The simple thought that there are people in this world, striving hard to make it a better place, makes me go “high” on intellect. New ideas, new technologies and new discoveries hit the scientific world constantly, and there are, among them, a few that impact our lives directly.
Nope! I’m not talking about your latest iPhone, and how it helped you get a new girlfriend (I know she’s “haawt”, but still). Neither am I referring to your Xbox 360, and how playing it is more sensual than an orgasm (I know Assassin’s Creed “rocks”, but still). I’m talking about Social Innovation – the genesis of 21st century ideation; doing it for the people, doing what matters, and doing what makes this world a better place.
The dusk of 1990s dawned upon us some great ideas to tackle the problems of the ailing world. In 2001, Jimmy Wales came up with a project named Wikipedia, thereby imparting free education to millions of people around the world. Pranav Mistry, the founder of SixthSense, came forth with his brilliant idea in 2006; a technology that had all it would require to revolutionize the world. And what does he do? Publish it as an open source (Legen-wait for it-dary!). With the coming up of websites like Udacity and Coursera, education hit a new level. Higher learning became free, that too with professors from world class universities delivering the lectures.
But why are all these people doing it for the “common good”? Don’t they want to make money? Yes they do! Perhaps not in the conventional way, not by promoting capitalism, not by delivering the “black hearted” goods, and not by sacrificing environment for petty profits.
The basic misconception that comes with social entrepreneurship is “you have to be a non-profit organization; you can’t make money by catering to social needs”. That’s completely wrong. Social Entrepreneurship aims at developing and growing ideas that work to meet the pressing, unmet needs of the society. They can surely generate revenue. Some of the top grossing social enterprises in the world are ACCION International, Acumen Fund and BELL (Building Educated Leaders for Life).
If they can do it, so can we. Right now we are young, wild and free, full of “moral fibre”, required to take on the worldly challenges. Let us bring on our creative ideas and show the self-centred companies that real innovation lies in developing the world, taking everyone along with you, and making their journey on earth a pleasurable experience.

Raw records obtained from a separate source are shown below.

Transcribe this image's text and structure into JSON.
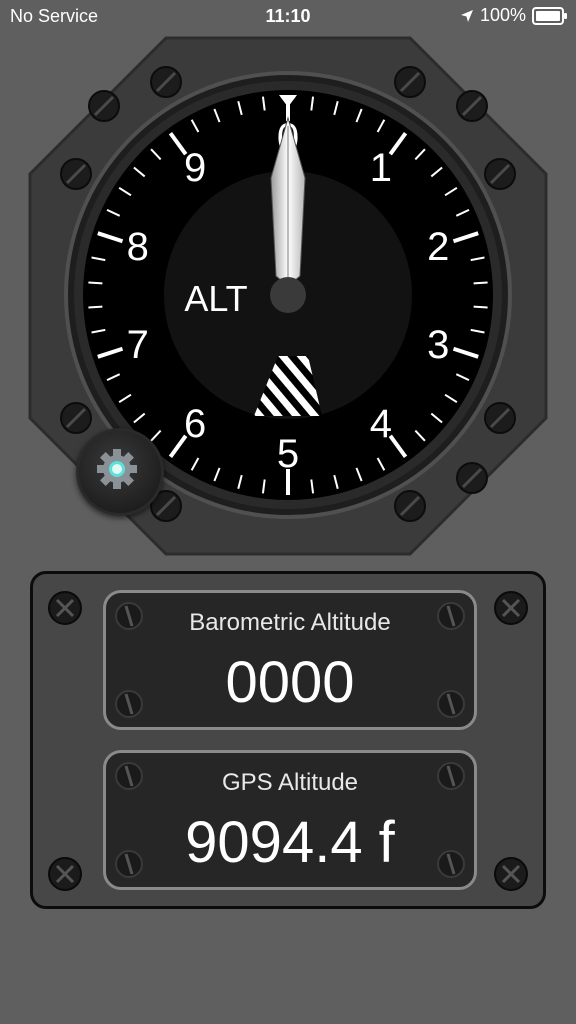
{
  "status_bar": {
    "carrier": "No Service",
    "time": "11:10",
    "battery_pct": "100%"
  },
  "gauge": {
    "label": "ALT",
    "dial_numbers": [
      "0",
      "1",
      "2",
      "3",
      "4",
      "5",
      "6",
      "7",
      "8",
      "9"
    ],
    "hundreds_needle_value": 0
  },
  "settings": {
    "icon": "gear-icon"
  },
  "readouts": {
    "barometric": {
      "label": "Barometric Altitude",
      "value": "0000"
    },
    "gps": {
      "label": "GPS Altitude",
      "value": "9094.4 f"
    }
  },
  "colors": {
    "background": "#5f5f5f",
    "gauge_face": "#000000",
    "gear_accent": "#5fe0d6"
  }
}
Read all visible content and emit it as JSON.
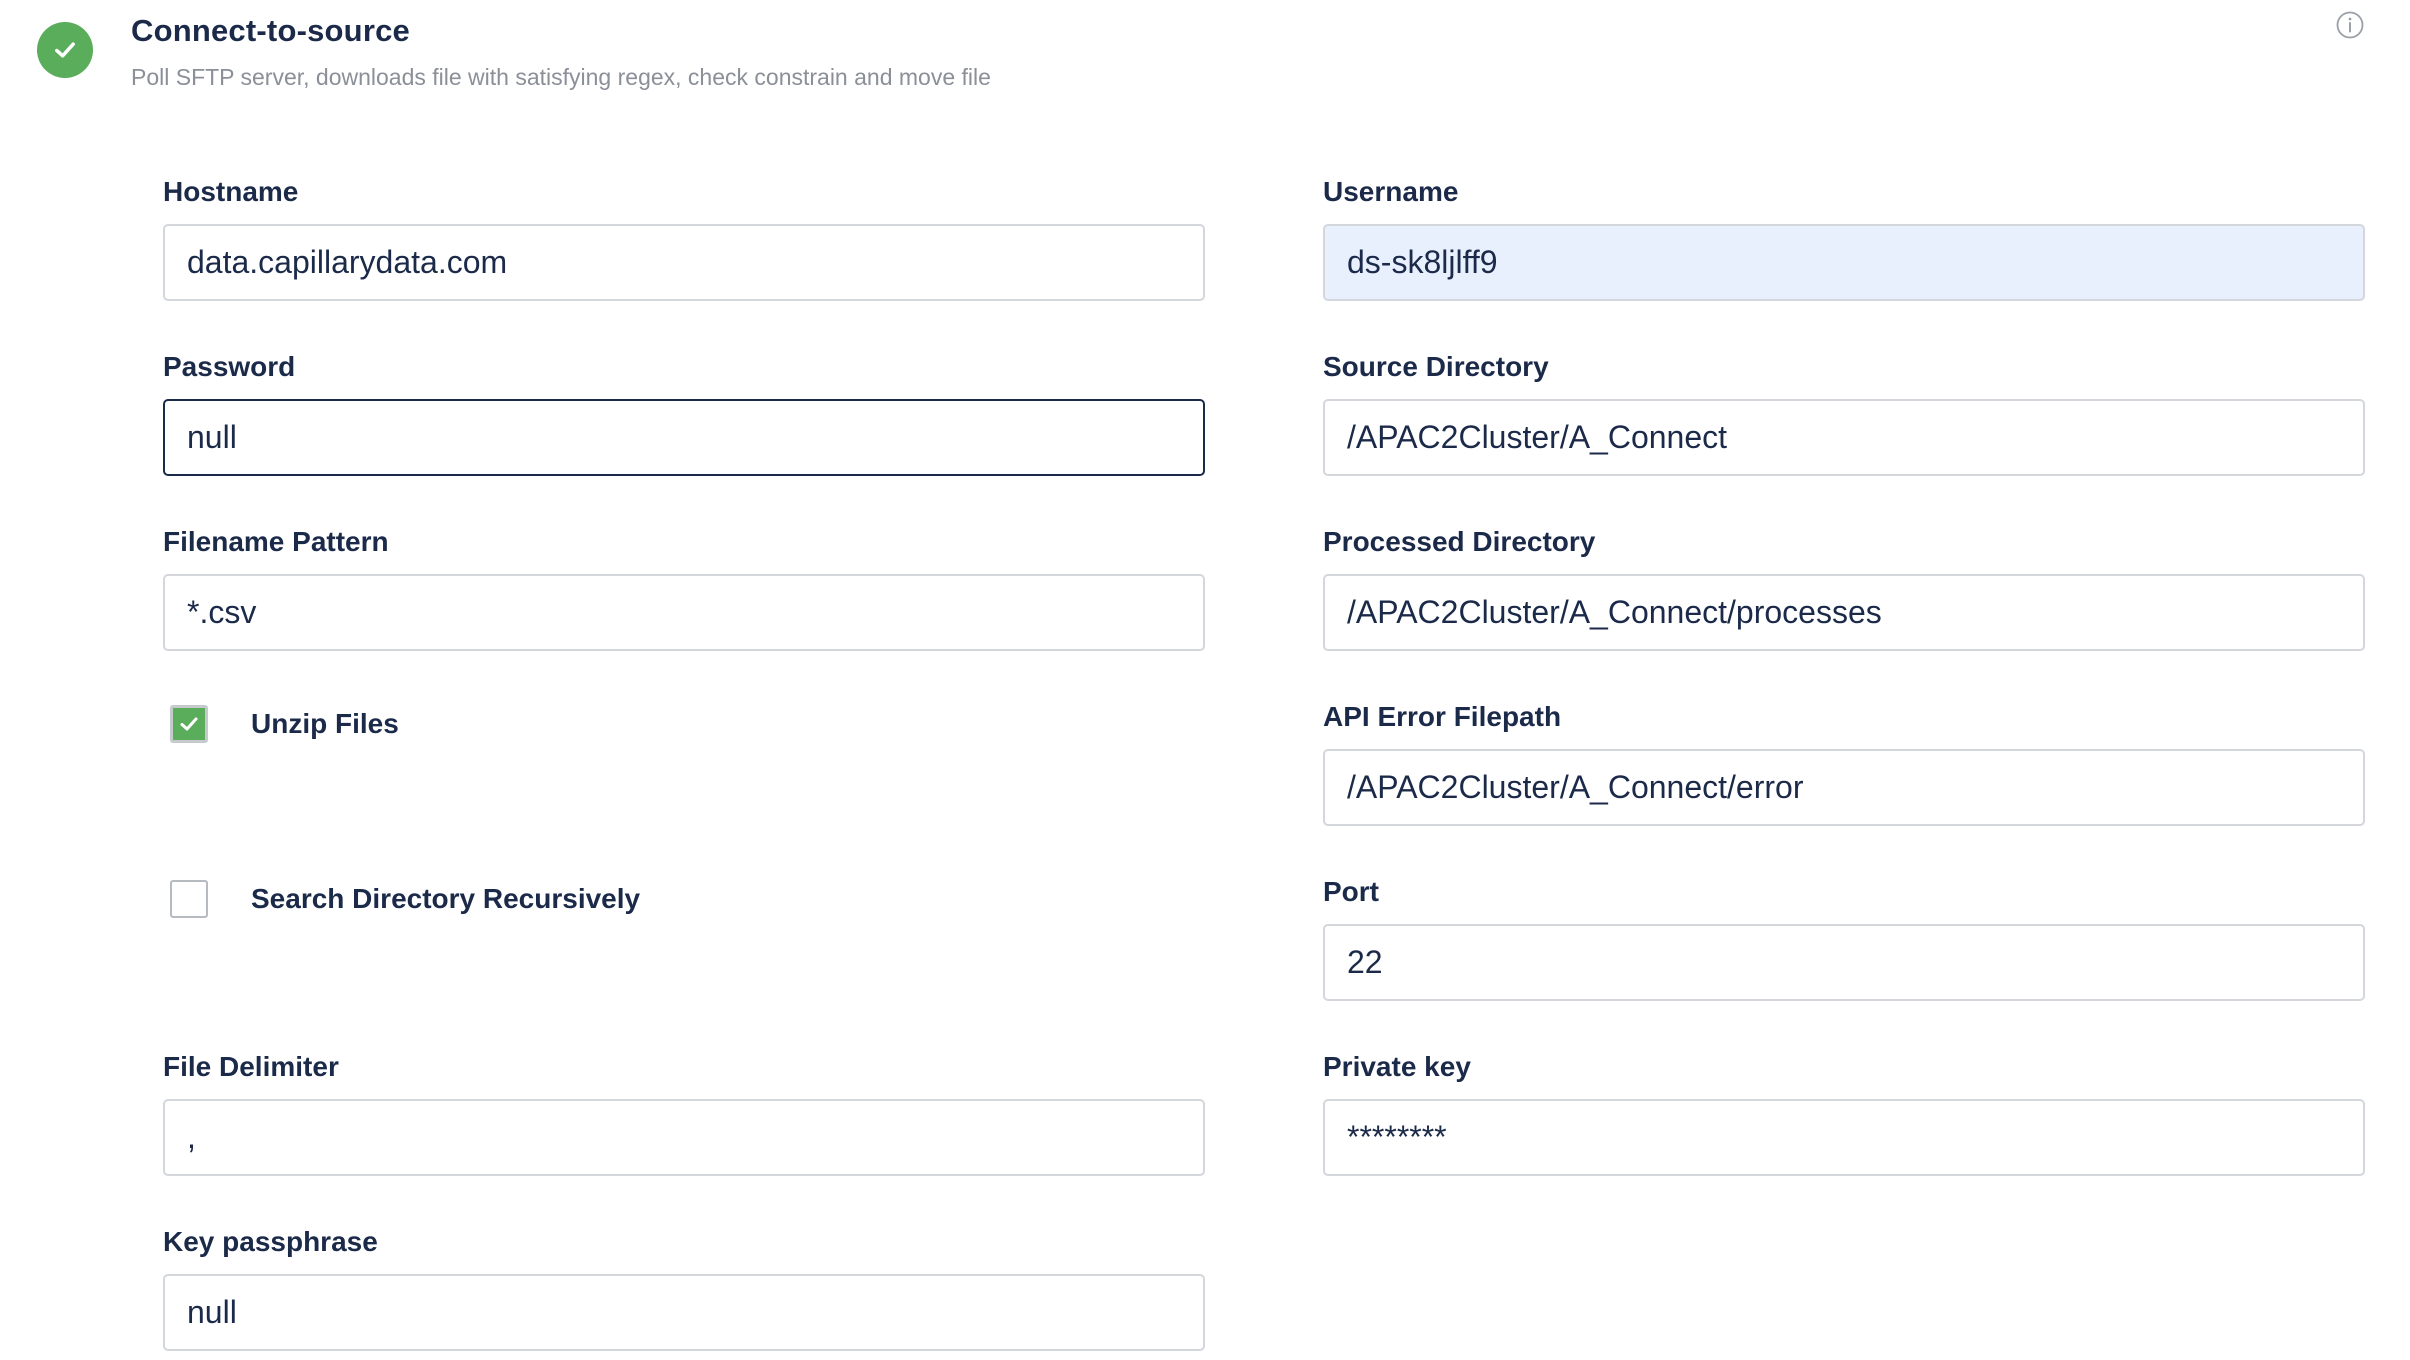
{
  "header": {
    "title": "Connect-to-source",
    "subtitle": "Poll SFTP server, downloads file with satisfying regex, check constrain and move file",
    "status_icon": "check-circle-icon",
    "info_icon": "info-icon"
  },
  "colors": {
    "success": "#5aad5a",
    "text_primary": "#1c2a4a",
    "text_muted": "#8a8f98",
    "input_border": "#d3d6db",
    "autofill_bg": "#e8f0fe"
  },
  "fields": {
    "hostname": {
      "label": "Hostname",
      "value": "data.capillarydata.com"
    },
    "username": {
      "label": "Username",
      "value": "ds-sk8ljlff9"
    },
    "password": {
      "label": "Password",
      "value": "null"
    },
    "source_directory": {
      "label": "Source Directory",
      "value": "/APAC2Cluster/A_Connect"
    },
    "filename_pattern": {
      "label": "Filename Pattern",
      "value": "*.csv"
    },
    "processed_directory": {
      "label": "Processed Directory",
      "value": "/APAC2Cluster/A_Connect/processes"
    },
    "api_error_filepath": {
      "label": "API Error Filepath",
      "value": "/APAC2Cluster/A_Connect/error"
    },
    "port": {
      "label": "Port",
      "value": "22"
    },
    "file_delimiter": {
      "label": "File Delimiter",
      "value": ","
    },
    "private_key": {
      "label": "Private key",
      "value": "********"
    },
    "key_passphrase": {
      "label": "Key passphrase",
      "value": "null"
    }
  },
  "checkboxes": {
    "unzip_files": {
      "label": "Unzip Files",
      "checked": true
    },
    "search_recursively": {
      "label": "Search Directory Recursively",
      "checked": false
    }
  }
}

Here are some competitions promoting social innovation. If you have what it takes to be the next green leader, the next social entrepreneur, then enter in your idea, and we’ll meet somewhere up there (right on the top):
Dell Social Innovation Challenge
Echoing Green Fellowship